13 Things to Know Before You Build a Fence
Know What You Want
Before you install a fence, ask yourself what your reason is for installing it. If it's strictly utilitarian—keeping the dog in the yard—you can probably get by with a basic chain-link fence. If you're looking to block noise or add privacy, you will want something tall and solid. Chances are your wishes are complex: You want to protect pets, but you also want to add a decorative element to your home's exterior. Whatever its purpose, a fence can function in many ways, but the first step is deciding what you're looking for to choose one that works for you.
Face Your Fence the Right Way
If you're building a privacy fence, make sure you know which way a wooden fence should face. The smooth, finished side of the fence should face the neighbor. The side with the rails and posts showing should be on the inside. This is the standard way to build a backyard fence. Not only will your property look nicer this way but your neighbor will appreciate your attention to detail.
Consider Fence Materials
A white picket fence is quintessential, but before you buy wood posts and whitewash, think about the commitment you're making. Wood fences might require occasional staining or sealing and can warp and rot over time. Consider a low-maintenance material, such as vinyl, that offers the look of wood without the elbow grease. Other material options include aluminum, steel, wrought iron, and bamboo.
Mix Fencing Types
If cost is an issue, mix different types of fences. Wood picket fencing could be placed at the front of the home, for example, connecting to chain link fencing in the back. Not only will this combination fence potentially save installation costs, but it also will reduce the amount of fence that might require repainting. Mixing fencing materials and styles also adds interest to the landscape.
Do Your Research
Inquire with homeowners or neighborhood associations and municipal building code officials regarding covenants that dictate fencing look, height, and material. City and neighborhood rules may specify the better-looking side of a fence (the side that doesn't show posts and rails) be placed toward the public face of the property. Ask how far back a fence needs to be set on your property. Typically, a fence has to be set back 2 to 8 inches from sidewalks and property lines. Additionally, find out if your fence project will require a building permit.
Landscaping can be used to protect your home from weather and views and to mark property lines. Layer plantings to form pockets where others can't see your house or another part of the yard. Remember, local building codes and neighborhood fence rules may cover such living walls. Additionally, you'll need to ensure that planted materials don't overgrow such restrictions in the future.
Know How Much It Costs to Build a Fence
According to HomeAdvisor, homeowners pay between $1,673 and $3,983 to get a wooden fence installed. Wood fences cost $17 to $45 per linear foot. Lumber averages from $7 to $15 per foot while labor ranges from $10 to $30 per foot. The fence's length, height, and wood type are major factor's in the price of a new fence. Gates, hardware, and sealant are also costs that need to be budgeted into the project.
Research the Property Line
You need to know where to put a fence. To make sure that you accurately build your fence on your own property and not partially on your neighbor's land, get your property surveyed.
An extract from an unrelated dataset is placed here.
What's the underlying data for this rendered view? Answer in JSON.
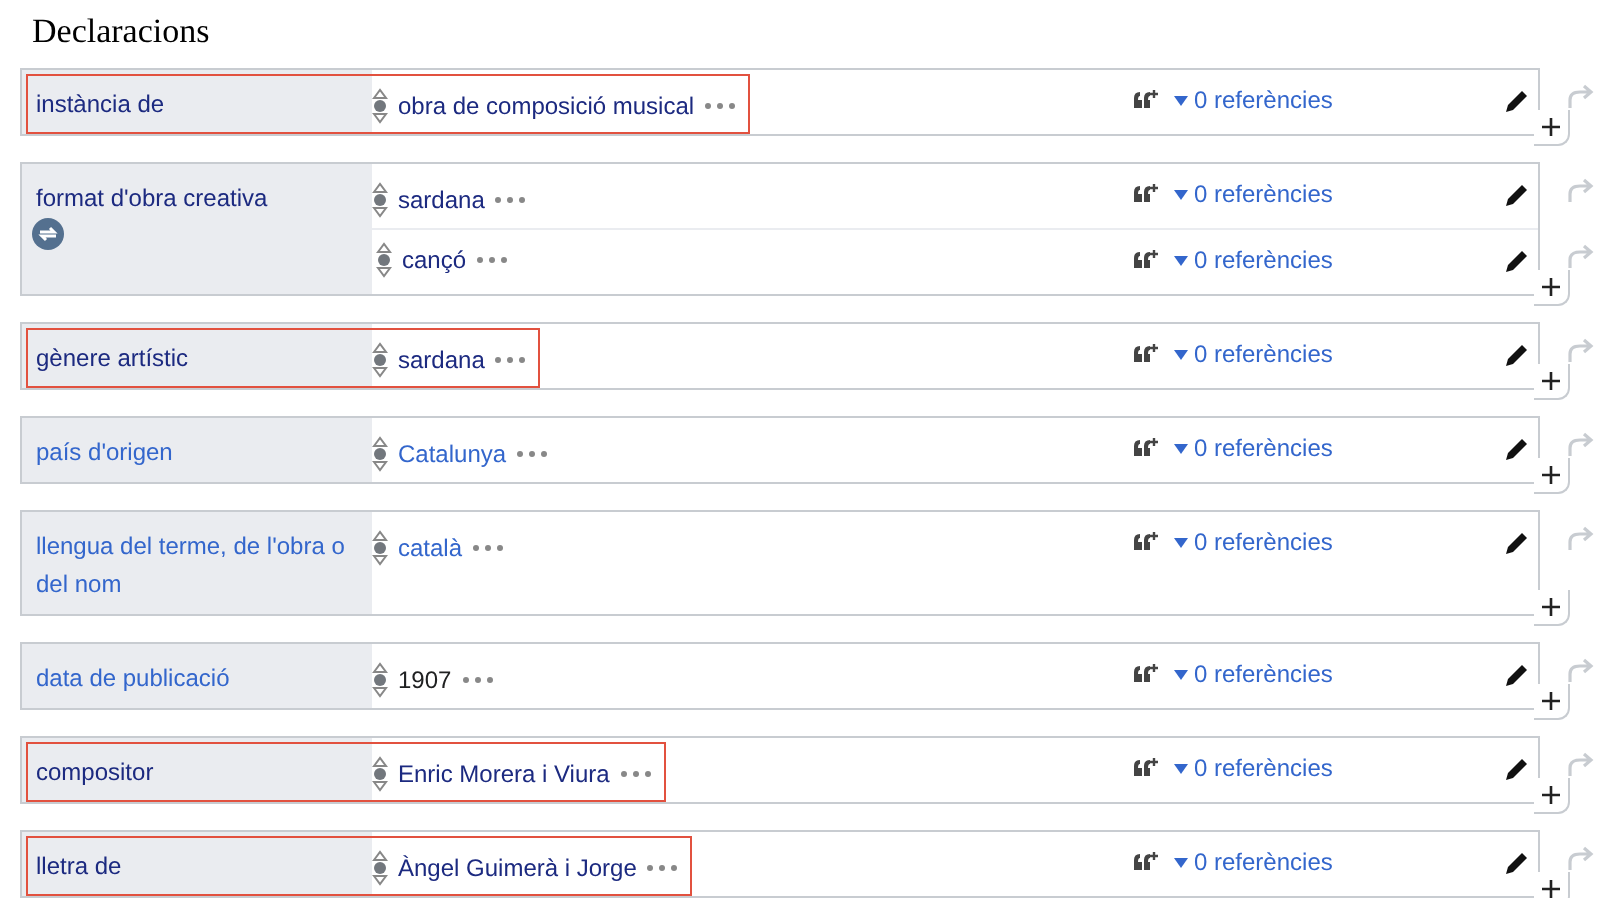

A property survey is a document created by a surveyor that establishes a property’s boundaries and rights of way. If you’ve lost your property survey, you may be able to get it from your county’s records office.
Fence installation is harder than it looks, but the American Fence Association makes it easy to find a local fence contractor. If you decide to hire a pro, ask to see examples of fences they have installed. Choose to hire licensed companies and individuals since they're typically bonded and insured. Get three to six estimates from contractors to get a clear picture of how the companies stack up against each other.
Be a Good Neighbor
Be open and upfront with neighbors about your fencing plans. Try not to unnecessarily block their views. A party fence can be built and shared by two or more neighbors, but such agreements should be made in writing and only after the property boundaries have been professionally determined. Installing a good neighbor fence—a wood privacy fence where the finished side (the more attractive, smooth side) faces the neighbor’s property—is commonly considered good etiquette.
In cold northern climates that experience frost, concrete anchors are necessary for fence posts. The post should be secured 36 inches deep to avoid cracking in a cold snap. For warmer, damper climates, vinyl is your best material choice, as wood is susceptible to water damage. In very cold climates, wood, bamboo, and metal fences are the most durable.
For safety and convenience, plan at least two paths into a fenced area. Ensure that one of these is large enough to accommodate bulky outdoor equipment such as lawn mowers and large garbage cans. Stepping stones, pergolas, and other decorative elements can help indicate the locations of gates. A classic white picket fence paired with a matching arbor and gate makes a charming entrance to any yard.
Dress It Up
Plan on giving your fence budget a little padding to incorporate your style into your fence project. Once your fence is in place, customize it with decorative posts or finials. Depending on your home's style, you may want to paint the fence a contemporary color. Consider planting a row of flowers in front of it for a truly welcoming facade. For a fresh look, attach plant hanger hooks to a wood fence and insert pots planted with annuals to create a wall of living color.